U.S. Supreme Court
Chewning v. Cunningham, 368 U.S. 443 (1962)
Chewning v. Cunningham
Argued December 4-5, 1961
Decided February 19, 1962
368 U.S. 443
In a trial in a Virginia court at which he requested but was denied counsel, petitioner was convicted of having been three times convicted and sentenced for felonies, and he was sentenced to 10 years' additional imprisonment. The applicable statute provides that, when it appears that a person convicted of an offense has been previously sentenced "to a like punishment," he may be tried on an information that alleges "the existence of records of prior convictions and the identity of the prisoner named in each," and it leaves to the trial court's discretion the length of the sentence which may be imposed for three or more convictions. Under Virginia law, not only the identity of the prisoner and the existence of the records, but also the validity of the prior convictions, may be at issue in such a proceeding.

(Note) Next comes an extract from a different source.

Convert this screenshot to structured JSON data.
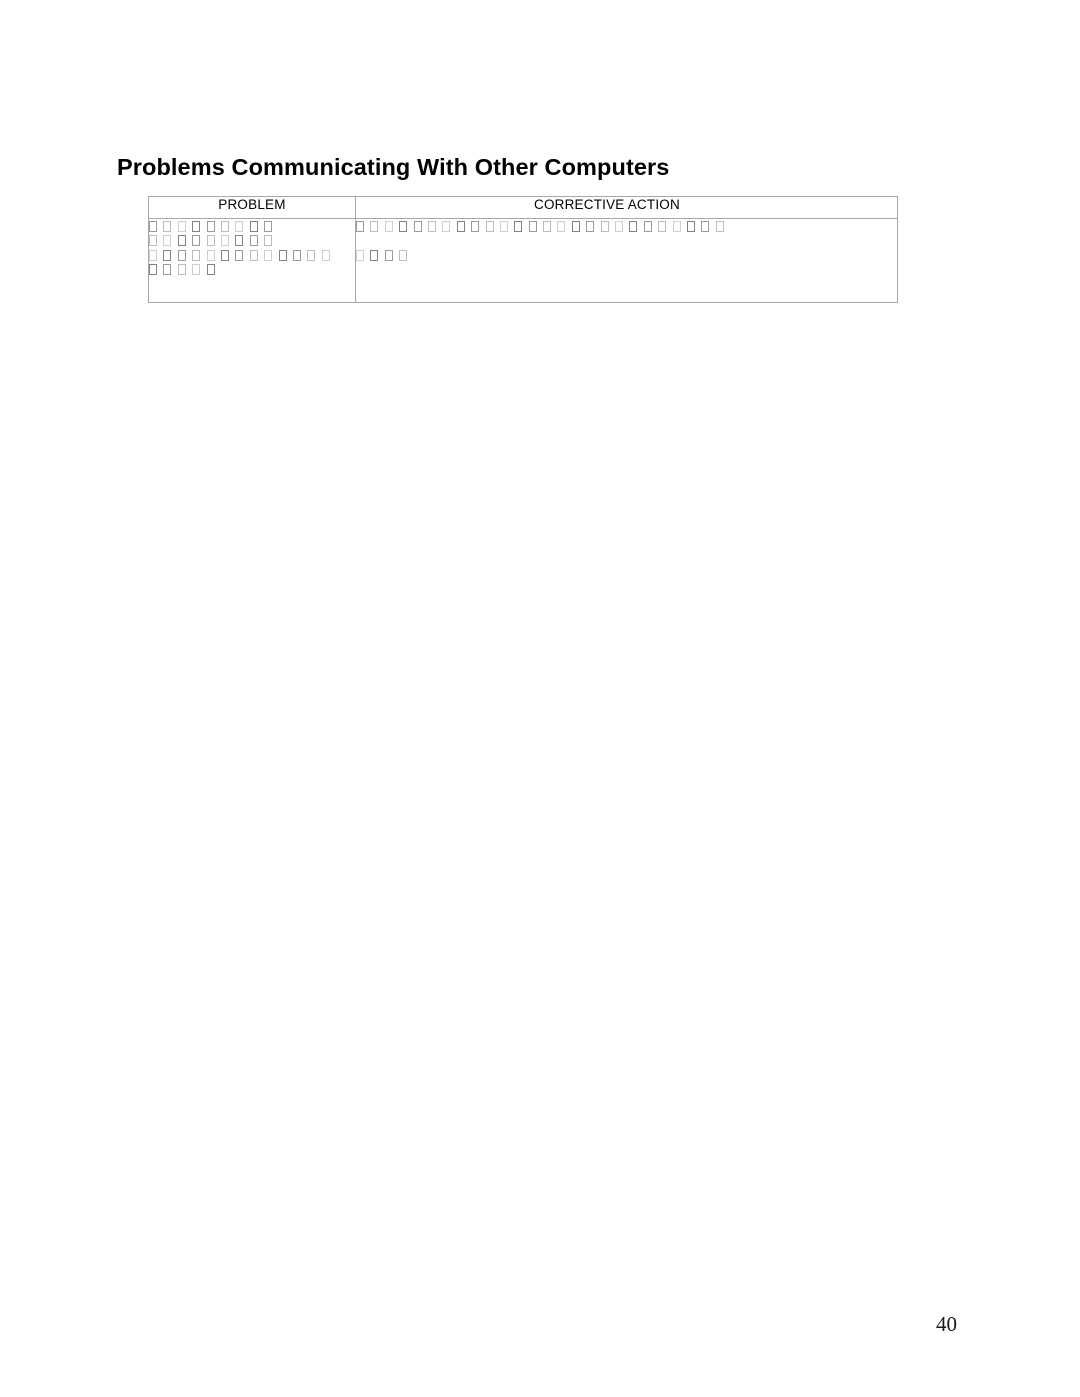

Held: trial on a charge of being a habitual criminal is such a serious one, the issues presented under Virginia's statute are so complex, and the potential prejudice resulting from the absence of counsel is so great that petitioner's trial and conviction without counsel violated the Due Process Clause of the Fourteenth Amendment. Pp. 368 U. S. 443-447.